**Task prompt:**
Please print all the lines below exactly as they are written.

**Dataset excerpts:**
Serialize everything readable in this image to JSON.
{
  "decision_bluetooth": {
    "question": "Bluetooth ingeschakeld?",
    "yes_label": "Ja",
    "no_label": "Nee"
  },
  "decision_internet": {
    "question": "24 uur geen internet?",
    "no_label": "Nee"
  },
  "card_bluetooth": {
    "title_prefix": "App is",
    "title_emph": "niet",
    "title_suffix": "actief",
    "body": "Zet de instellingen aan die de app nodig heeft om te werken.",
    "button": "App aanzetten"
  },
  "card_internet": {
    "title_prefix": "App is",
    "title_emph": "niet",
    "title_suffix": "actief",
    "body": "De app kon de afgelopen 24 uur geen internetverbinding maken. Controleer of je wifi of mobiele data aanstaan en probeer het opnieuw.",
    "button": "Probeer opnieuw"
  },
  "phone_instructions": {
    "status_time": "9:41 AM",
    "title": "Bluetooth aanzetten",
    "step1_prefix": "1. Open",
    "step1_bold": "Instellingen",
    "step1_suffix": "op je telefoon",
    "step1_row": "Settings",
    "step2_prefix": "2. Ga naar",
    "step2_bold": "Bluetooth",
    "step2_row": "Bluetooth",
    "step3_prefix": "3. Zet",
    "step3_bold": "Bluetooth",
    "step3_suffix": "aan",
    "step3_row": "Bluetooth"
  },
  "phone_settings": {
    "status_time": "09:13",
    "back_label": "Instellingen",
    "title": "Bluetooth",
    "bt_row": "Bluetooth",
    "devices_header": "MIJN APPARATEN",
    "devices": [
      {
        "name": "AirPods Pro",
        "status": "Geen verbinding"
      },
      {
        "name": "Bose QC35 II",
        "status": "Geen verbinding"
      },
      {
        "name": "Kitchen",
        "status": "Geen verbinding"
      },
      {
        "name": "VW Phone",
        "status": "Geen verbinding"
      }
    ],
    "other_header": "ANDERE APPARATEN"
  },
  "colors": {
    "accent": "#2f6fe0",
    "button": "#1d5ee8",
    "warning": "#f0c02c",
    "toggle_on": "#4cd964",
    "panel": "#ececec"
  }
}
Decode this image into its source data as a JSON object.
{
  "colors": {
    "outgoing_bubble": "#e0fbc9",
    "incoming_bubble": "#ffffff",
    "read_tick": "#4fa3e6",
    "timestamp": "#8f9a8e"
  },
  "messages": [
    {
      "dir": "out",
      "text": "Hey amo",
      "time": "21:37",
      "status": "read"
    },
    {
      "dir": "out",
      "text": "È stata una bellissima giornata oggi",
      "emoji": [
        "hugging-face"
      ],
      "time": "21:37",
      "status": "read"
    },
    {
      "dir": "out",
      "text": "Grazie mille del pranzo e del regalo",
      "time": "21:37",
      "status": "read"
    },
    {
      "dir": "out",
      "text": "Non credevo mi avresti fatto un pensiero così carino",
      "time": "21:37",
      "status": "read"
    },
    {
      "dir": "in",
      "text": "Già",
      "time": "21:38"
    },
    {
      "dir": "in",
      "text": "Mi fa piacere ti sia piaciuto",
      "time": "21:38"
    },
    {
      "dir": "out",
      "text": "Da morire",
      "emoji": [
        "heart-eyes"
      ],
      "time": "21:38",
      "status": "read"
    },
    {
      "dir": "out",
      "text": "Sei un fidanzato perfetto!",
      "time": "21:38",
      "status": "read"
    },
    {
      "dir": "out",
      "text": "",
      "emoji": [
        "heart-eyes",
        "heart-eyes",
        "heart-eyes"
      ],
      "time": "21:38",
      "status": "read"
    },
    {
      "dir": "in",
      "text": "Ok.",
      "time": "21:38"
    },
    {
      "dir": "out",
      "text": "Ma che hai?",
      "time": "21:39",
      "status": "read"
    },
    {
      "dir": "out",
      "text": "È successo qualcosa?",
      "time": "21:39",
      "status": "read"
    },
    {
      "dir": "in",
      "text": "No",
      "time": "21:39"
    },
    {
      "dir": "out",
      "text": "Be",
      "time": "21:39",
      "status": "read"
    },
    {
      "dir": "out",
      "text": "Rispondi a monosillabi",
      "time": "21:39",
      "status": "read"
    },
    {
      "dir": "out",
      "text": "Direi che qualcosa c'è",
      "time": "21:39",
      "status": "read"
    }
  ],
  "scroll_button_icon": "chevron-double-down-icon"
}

**Exercise response:**
Serialize everything readable in this image to JSON.
{
  "decision_bluetooth": {
    "question": "Bluetooth ingeschakeld?",
    "yes_label": "Ja",
    "no_label": "Nee"
  },
  "decision_internet": {
    "question": "24 uur geen internet?",
    "no_label": "Nee"
  },
  "card_bluetooth": {
    "title_prefix": "App is",
    "title_emph": "niet",
    "title_suffix": "actief",
    "body": "Zet de instellingen aan die de app nodig heeft om te werken.",
    "button": "App aanzetten"
  },
  "card_internet": {
    "title_prefix": "App is",
    "title_emph": "niet",
    "title_suffix": "actief",
    "body": "De app kon de afgelopen 24 uur geen internetverbinding maken. Controleer of je wifi of mobiele data aanstaan en probeer het opnieuw.",
    "button": "Probeer opnieuw"
  },
  "phone_instructions": {
    "status_time": "9:41 AM",
    "title": "Bluetooth aanzetten",
    "step1_prefix": "1. Open",
    "step1_bold": "Instellingen",
    "step1_suffix": "op je telefoon",
    "step1_row": "Settings",
    "step2_prefix": "2. Ga naar",
    "step2_bold": "Bluetooth",
    "step2_row": "Bluetooth",
    "step3_prefix": "3. Zet",
    "step3_bold": "Bluetooth",
    "step3_suffix": "aan",
    "step3_row": "Bluetooth"
  },
  "phone_settings": {
    "status_time": "09:13",
    "back_label": "Instellingen",
    "title": "Bluetooth",
    "bt_row": "Bluetooth",
    "devices_header": "MIJN APPARATEN",
    "devices": [
      {
        "name": "AirPods Pro",
        "status": "Geen verbinding"
      },
      {
        "name": "Bose QC35 II",
        "status": "Geen verbinding"
      },
      {
        "name": "Kitchen",
        "status": "Geen verbinding"
      },
      {
        "name": "VW Phone",
        "status": "Geen verbinding"
      }
    ],
    "other_header": "ANDERE APPARATEN"
  },
  "colors": {
    "accent": "#2f6fe0",
    "button": "#1d5ee8",
    "warning": "#f0c02c",
    "toggle_on": "#4cd964",
    "panel": "#ececec"
  }
}
Decode this image into its source data as a JSON object.
{
  "colors": {
    "outgoing_bubble": "#e0fbc9",
    "incoming_bubble": "#ffffff",
    "read_tick": "#4fa3e6",
    "timestamp": "#8f9a8e"
  },
  "messages": [
    {
      "dir": "out",
      "text": "Hey amo",
      "time": "21:37",
      "status": "read"
    },
    {
      "dir": "out",
      "text": "È stata una bellissima giornata oggi",
      "emoji": [
        "hugging-face"
      ],
      "time": "21:37",
      "status": "read"
    },
    {
      "dir": "out",
      "text": "Grazie mille del pranzo e del regalo",
      "time": "21:37",
      "status": "read"
    },
    {
      "dir": "out",
      "text": "Non credevo mi avresti fatto un pensiero così carino",
      "time": "21:37",
      "status": "read"
    },
    {
      "dir": "in",
      "text": "Già",
      "time": "21:38"
    },
    {
      "dir": "in",
      "text": "Mi fa piacere ti sia piaciuto",
      "time": "21:38"
    },
    {
      "dir": "out",
      "text": "Da morire",
      "emoji": [
        "heart-eyes"
      ],
      "time": "21:38",
      "status": "read"
    },
    {
      "dir": "out",
      "text": "Sei un fidanzato perfetto!",
      "time": "21:38",
      "status": "read"
    },
    {
      "dir": "out",
      "text": "",
      "emoji": [
        "heart-eyes",
        "heart-eyes",
        "heart-eyes"
      ],
      "time": "21:38",
      "status": "read"
    },
    {
      "dir": "in",
      "text": "Ok.",
      "time": "21:38"
    },
    {
      "dir": "out",
      "text": "Ma che hai?",
      "time": "21:39",
      "status": "read"
    },
    {
      "dir": "out",
      "text": "È successo qualcosa?",
      "time": "21:39",
      "status": "read"
    },
    {
      "dir": "in",
      "text": "No",
      "time": "21:39"
    },
    {
      "dir": "out",
      "text": "Be",
      "time": "21:39",
      "status": "read"
    },
    {
      "dir": "out",
      "text": "Rispondi a monosillabi",
      "time": "21:39",
      "status": "read"
    },
    {
      "dir": "out",
      "text": "Direi che qualcosa c'è",
      "time": "21:39",
      "status": "read"
    }
  ],
  "scroll_button_icon": "chevron-double-down-icon"
}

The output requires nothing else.